Data about app and page elements

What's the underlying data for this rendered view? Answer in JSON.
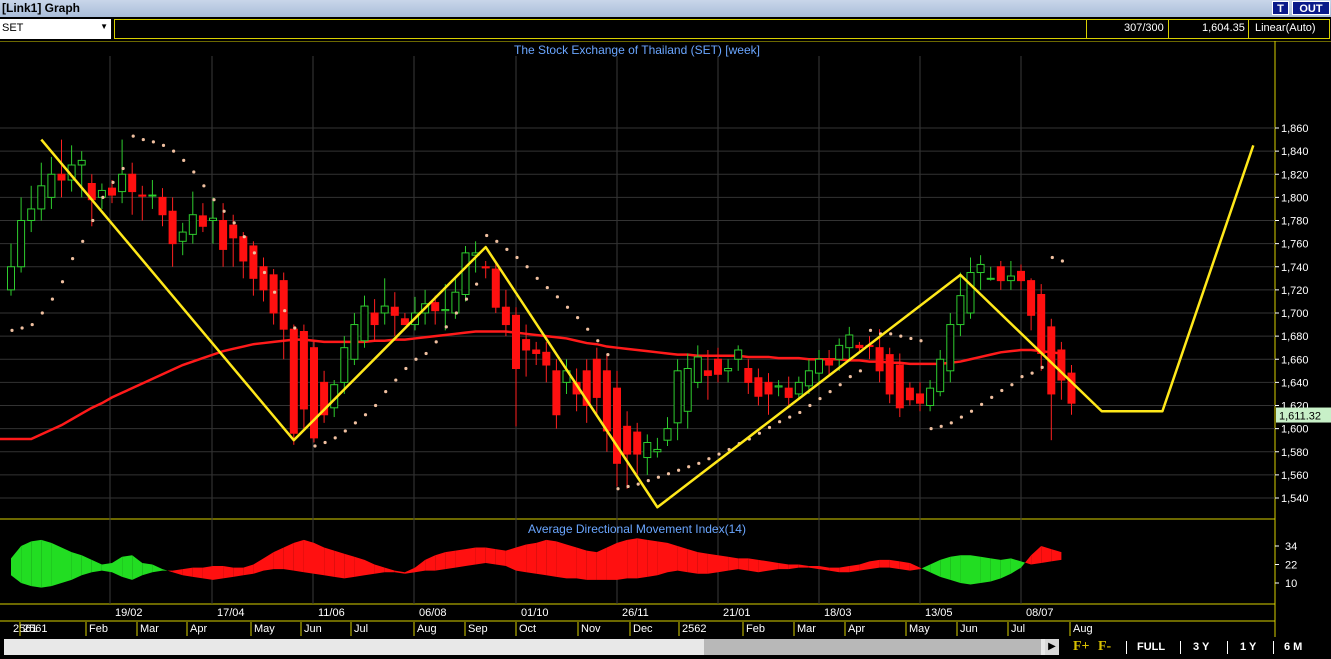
{
  "window": {
    "title": "[Link1] Graph",
    "btn_t": "T",
    "btn_out": "OUT"
  },
  "toolbar": {
    "symbol": "SET",
    "count": "307/300",
    "last_value": "1,604.35",
    "scale_mode": "Linear(Auto)"
  },
  "chart_data": [
    {
      "type": "candlestick",
      "title": "The Stock Exchange of Thailand (SET) [week]",
      "ylim": [
        1525,
        1870
      ],
      "yticks": [
        1540,
        1560,
        1580,
        1600,
        1620,
        1640,
        1660,
        1680,
        1700,
        1720,
        1740,
        1760,
        1780,
        1800,
        1820,
        1840,
        1860
      ],
      "ytick_labels": [
        "1,540",
        "1,560",
        "1,580",
        "1,600",
        "1,620",
        "1,640",
        "1,660",
        "1,680",
        "1,700",
        "1,720",
        "1,740",
        "1,760",
        "1,780",
        "1,800",
        "1,820",
        "1,840",
        "1,860"
      ],
      "last_price_label": "1,611.32",
      "last_price": 1611.32,
      "candles": [
        [
          1720,
          1740,
          1715,
          1760
        ],
        [
          1740,
          1780,
          1735,
          1800
        ],
        [
          1780,
          1790,
          1770,
          1810
        ],
        [
          1790,
          1810,
          1780,
          1830
        ],
        [
          1800,
          1820,
          1790,
          1835
        ],
        [
          1820,
          1815,
          1800,
          1850
        ],
        [
          1815,
          1828,
          1805,
          1845
        ],
        [
          1828,
          1832,
          1800,
          1840
        ],
        [
          1812,
          1798,
          1775,
          1820
        ],
        [
          1800,
          1806,
          1790,
          1812
        ],
        [
          1808,
          1802,
          1795,
          1815
        ],
        [
          1805,
          1820,
          1795,
          1850
        ],
        [
          1820,
          1805,
          1785,
          1830
        ],
        [
          1802,
          1801,
          1780,
          1810
        ],
        [
          1802,
          1802,
          1790,
          1815
        ],
        [
          1800,
          1785,
          1775,
          1808
        ],
        [
          1788,
          1760,
          1740,
          1800
        ],
        [
          1762,
          1770,
          1750,
          1778
        ],
        [
          1768,
          1785,
          1760,
          1805
        ],
        [
          1784,
          1775,
          1770,
          1795
        ],
        [
          1780,
          1782,
          1760,
          1800
        ],
        [
          1780,
          1755,
          1740,
          1795
        ],
        [
          1776,
          1765,
          1740,
          1785
        ],
        [
          1766,
          1745,
          1730,
          1770
        ],
        [
          1758,
          1730,
          1715,
          1762
        ],
        [
          1740,
          1720,
          1710,
          1748
        ],
        [
          1733,
          1700,
          1690,
          1738
        ],
        [
          1728,
          1686,
          1660,
          1735
        ],
        [
          1686,
          1596,
          1586,
          1690
        ],
        [
          1684,
          1617,
          1600,
          1690
        ],
        [
          1670,
          1592,
          1588,
          1675
        ],
        [
          1640,
          1612,
          1605,
          1650
        ],
        [
          1618,
          1638,
          1610,
          1642
        ],
        [
          1640,
          1670,
          1630,
          1680
        ],
        [
          1660,
          1690,
          1655,
          1700
        ],
        [
          1676,
          1706,
          1670,
          1715
        ],
        [
          1700,
          1690,
          1675,
          1712
        ],
        [
          1700,
          1706,
          1690,
          1730
        ],
        [
          1705,
          1698,
          1680,
          1718
        ],
        [
          1695,
          1690,
          1690,
          1700
        ],
        [
          1690,
          1700,
          1685,
          1714
        ],
        [
          1700,
          1708,
          1690,
          1720
        ],
        [
          1709,
          1702,
          1690,
          1715
        ],
        [
          1702,
          1703,
          1685,
          1725
        ],
        [
          1700,
          1718,
          1695,
          1730
        ],
        [
          1716,
          1752,
          1710,
          1758
        ],
        [
          1750,
          1752,
          1735,
          1762
        ],
        [
          1740,
          1739,
          1730,
          1745
        ],
        [
          1738,
          1705,
          1700,
          1745
        ],
        [
          1705,
          1690,
          1680,
          1720
        ],
        [
          1698,
          1652,
          1602,
          1705
        ],
        [
          1677,
          1668,
          1645,
          1690
        ],
        [
          1668,
          1665,
          1655,
          1675
        ],
        [
          1666,
          1655,
          1640,
          1675
        ],
        [
          1650,
          1612,
          1600,
          1660
        ],
        [
          1640,
          1650,
          1630,
          1660
        ],
        [
          1640,
          1630,
          1615,
          1652
        ],
        [
          1650,
          1620,
          1605,
          1660
        ],
        [
          1660,
          1627,
          1610,
          1670
        ],
        [
          1650,
          1598,
          1580,
          1665
        ],
        [
          1635,
          1570,
          1550,
          1650
        ],
        [
          1602,
          1578,
          1548,
          1615
        ],
        [
          1597,
          1578,
          1560,
          1605
        ],
        [
          1575,
          1588,
          1560,
          1595
        ],
        [
          1580,
          1582,
          1575,
          1592
        ],
        [
          1590,
          1600,
          1585,
          1610
        ],
        [
          1605,
          1650,
          1590,
          1660
        ],
        [
          1615,
          1652,
          1600,
          1665
        ],
        [
          1640,
          1662,
          1635,
          1672
        ],
        [
          1650,
          1646,
          1625,
          1668
        ],
        [
          1660,
          1647,
          1640,
          1670
        ],
        [
          1650,
          1652,
          1640,
          1660
        ],
        [
          1660,
          1668,
          1650,
          1672
        ],
        [
          1652,
          1640,
          1630,
          1660
        ],
        [
          1644,
          1628,
          1620,
          1652
        ],
        [
          1640,
          1630,
          1612,
          1648
        ],
        [
          1636,
          1637,
          1628,
          1642
        ],
        [
          1635,
          1627,
          1620,
          1645
        ],
        [
          1630,
          1640,
          1625,
          1645
        ],
        [
          1637,
          1650,
          1630,
          1660
        ],
        [
          1648,
          1660,
          1640,
          1668
        ],
        [
          1660,
          1655,
          1645,
          1668
        ],
        [
          1660,
          1672,
          1650,
          1678
        ],
        [
          1670,
          1681,
          1660,
          1688
        ],
        [
          1672,
          1670,
          1665,
          1675
        ],
        [
          1672,
          1671,
          1660,
          1680
        ],
        [
          1670,
          1650,
          1640,
          1686
        ],
        [
          1664,
          1630,
          1622,
          1670
        ],
        [
          1655,
          1618,
          1610,
          1665
        ],
        [
          1635,
          1625,
          1620,
          1640
        ],
        [
          1630,
          1622,
          1615,
          1640
        ],
        [
          1620,
          1635,
          1615,
          1642
        ],
        [
          1632,
          1660,
          1628,
          1668
        ],
        [
          1650,
          1690,
          1640,
          1700
        ],
        [
          1690,
          1715,
          1680,
          1735
        ],
        [
          1700,
          1735,
          1695,
          1748
        ],
        [
          1735,
          1742,
          1720,
          1750
        ],
        [
          1730,
          1730,
          1728,
          1740
        ],
        [
          1740,
          1728,
          1720,
          1745
        ],
        [
          1728,
          1732,
          1720,
          1745
        ],
        [
          1736,
          1728,
          1720,
          1742
        ],
        [
          1728,
          1698,
          1685,
          1730
        ],
        [
          1716,
          1665,
          1650,
          1725
        ],
        [
          1688,
          1630,
          1590,
          1695
        ],
        [
          1668,
          1642,
          1625,
          1675
        ],
        [
          1648,
          1622,
          1612,
          1655
        ]
      ],
      "sma": [
        1591,
        1591,
        1591,
        1595,
        1599,
        1603,
        1608,
        1613,
        1618,
        1622,
        1627,
        1631,
        1635,
        1639,
        1643,
        1647,
        1651,
        1655,
        1658,
        1661,
        1664,
        1667,
        1669,
        1671,
        1673,
        1674,
        1675,
        1676,
        1677,
        1677,
        1676,
        1675,
        1675,
        1675,
        1675,
        1675,
        1676,
        1676,
        1677,
        1677,
        1678,
        1679,
        1680,
        1681,
        1682,
        1683,
        1684,
        1684,
        1684,
        1684,
        1683,
        1682,
        1681,
        1680,
        1679,
        1678,
        1676,
        1674,
        1673,
        1671,
        1670,
        1669,
        1668,
        1667,
        1666,
        1665,
        1664,
        1664,
        1663,
        1663,
        1663,
        1663,
        1663,
        1662,
        1662,
        1662,
        1661,
        1661,
        1661,
        1660,
        1660,
        1660,
        1660,
        1659,
        1659,
        1658,
        1658,
        1657,
        1657,
        1656,
        1656,
        1656,
        1656,
        1657,
        1658,
        1660,
        1662,
        1664,
        1666,
        1667,
        1668,
        1668,
        1667,
        1666,
        1665
      ],
      "sar": [
        1685,
        1687,
        1690,
        1700,
        1712,
        1727,
        1747,
        1762,
        1780,
        1800,
        1813,
        1825,
        1853,
        1850,
        1848,
        1845,
        1840,
        1832,
        1822,
        1810,
        1798,
        1788,
        1778,
        1766,
        1752,
        1735,
        1718,
        1702,
        1687,
        null,
        1585,
        1588,
        1592,
        1598,
        1605,
        1612,
        1620,
        1632,
        1642,
        1652,
        1660,
        1665,
        1675,
        1688,
        1700,
        1712,
        1725,
        1767,
        1762,
        1755,
        1748,
        1740,
        1730,
        1722,
        1714,
        1705,
        1696,
        1686,
        1676,
        1664,
        1548,
        1550,
        1552,
        1555,
        1558,
        1561,
        1564,
        1567,
        1570,
        1574,
        1578,
        1582,
        1587,
        1591,
        1596,
        1601,
        1606,
        1610,
        1614,
        1620,
        1626,
        1632,
        1638,
        1645,
        1650,
        1685,
        1682,
        1682,
        1680,
        1678,
        1676,
        1600,
        1602,
        1605,
        1610,
        1615,
        1621,
        1627,
        1633,
        1638,
        1645,
        1648,
        1653,
        1748,
        1745
      ],
      "zigzag": [
        [
          3,
          1850
        ],
        [
          28,
          1590
        ],
        [
          47,
          1757
        ],
        [
          64,
          1532
        ],
        [
          94,
          1733
        ],
        [
          108,
          1615
        ],
        [
          114,
          1615
        ],
        [
          123,
          1845
        ]
      ]
    },
    {
      "type": "area",
      "title": "Average Directional Movement Index(14)",
      "yticks": [
        10,
        22,
        34
      ],
      "ytick_labels": [
        "10",
        "22",
        "34"
      ],
      "ylim": [
        3,
        42
      ],
      "plus_di": [
        26,
        34,
        37,
        38,
        36,
        33,
        30,
        28,
        25,
        22,
        23,
        27,
        28,
        23,
        22,
        19,
        17,
        15,
        14,
        13,
        12,
        13,
        14,
        15,
        16,
        18,
        19,
        19,
        18,
        17,
        16,
        15,
        14,
        13,
        14,
        15,
        16,
        17,
        17,
        16,
        17,
        18,
        18,
        19,
        20,
        21,
        22,
        23,
        22,
        21,
        18,
        17,
        16,
        15,
        14,
        13,
        13,
        12,
        12,
        12,
        12,
        13,
        13,
        14,
        15,
        17,
        18,
        17,
        16,
        16,
        17,
        18,
        19,
        18,
        17,
        18,
        19,
        19,
        20,
        20,
        19,
        18,
        17,
        17,
        18,
        19,
        20,
        20,
        19,
        18,
        19,
        22,
        25,
        27,
        28,
        28,
        27,
        26,
        25,
        26,
        24,
        22,
        23,
        24,
        25
      ],
      "minus_di": [
        15,
        10,
        8,
        7,
        8,
        10,
        12,
        15,
        17,
        18,
        17,
        14,
        12,
        15,
        17,
        18,
        18,
        19,
        20,
        20,
        21,
        21,
        20,
        20,
        22,
        26,
        30,
        33,
        36,
        38,
        36,
        33,
        31,
        29,
        27,
        25,
        22,
        20,
        18,
        17,
        20,
        25,
        28,
        30,
        31,
        32,
        33,
        33,
        32,
        31,
        33,
        35,
        36,
        38,
        37,
        35,
        33,
        31,
        30,
        33,
        36,
        38,
        39,
        38,
        37,
        36,
        34,
        32,
        30,
        29,
        28,
        27,
        26,
        26,
        25,
        24,
        23,
        22,
        22,
        21,
        21,
        20,
        20,
        21,
        22,
        24,
        25,
        25,
        24,
        23,
        20,
        17,
        14,
        12,
        10,
        9,
        10,
        11,
        13,
        16,
        20,
        28,
        34,
        32,
        30
      ]
    }
  ],
  "date_labels": [
    "19/02",
    "17/04",
    "11/06",
    "06/08",
    "01/10",
    "26/11",
    "21/01",
    "18/03",
    "13/05",
    "08/07"
  ],
  "month_labels": [
    "2561",
    "Feb",
    "Mar",
    "Apr",
    "May",
    "Jun",
    "Jul",
    "Aug",
    "Sep",
    "Oct",
    "Nov",
    "Dec",
    "2562",
    "Feb",
    "Mar",
    "Apr",
    "May",
    "Jun",
    "Jul",
    "Aug"
  ],
  "year_first": "2561",
  "bottom": {
    "full": "FULL",
    "r3y": "3 Y",
    "r1y": "1 Y",
    "r6m": "6 M",
    "fplus": "F+",
    "fminus": "F-"
  }
}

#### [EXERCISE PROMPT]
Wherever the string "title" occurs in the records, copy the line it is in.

#### [ANSWER TO THE PROBLEM]
    "title": "[Link1] Graph",
      "title": "The Stock Exchange of Thailand (SET) [week]",
      "title": "Average Directional Movement Index(14)",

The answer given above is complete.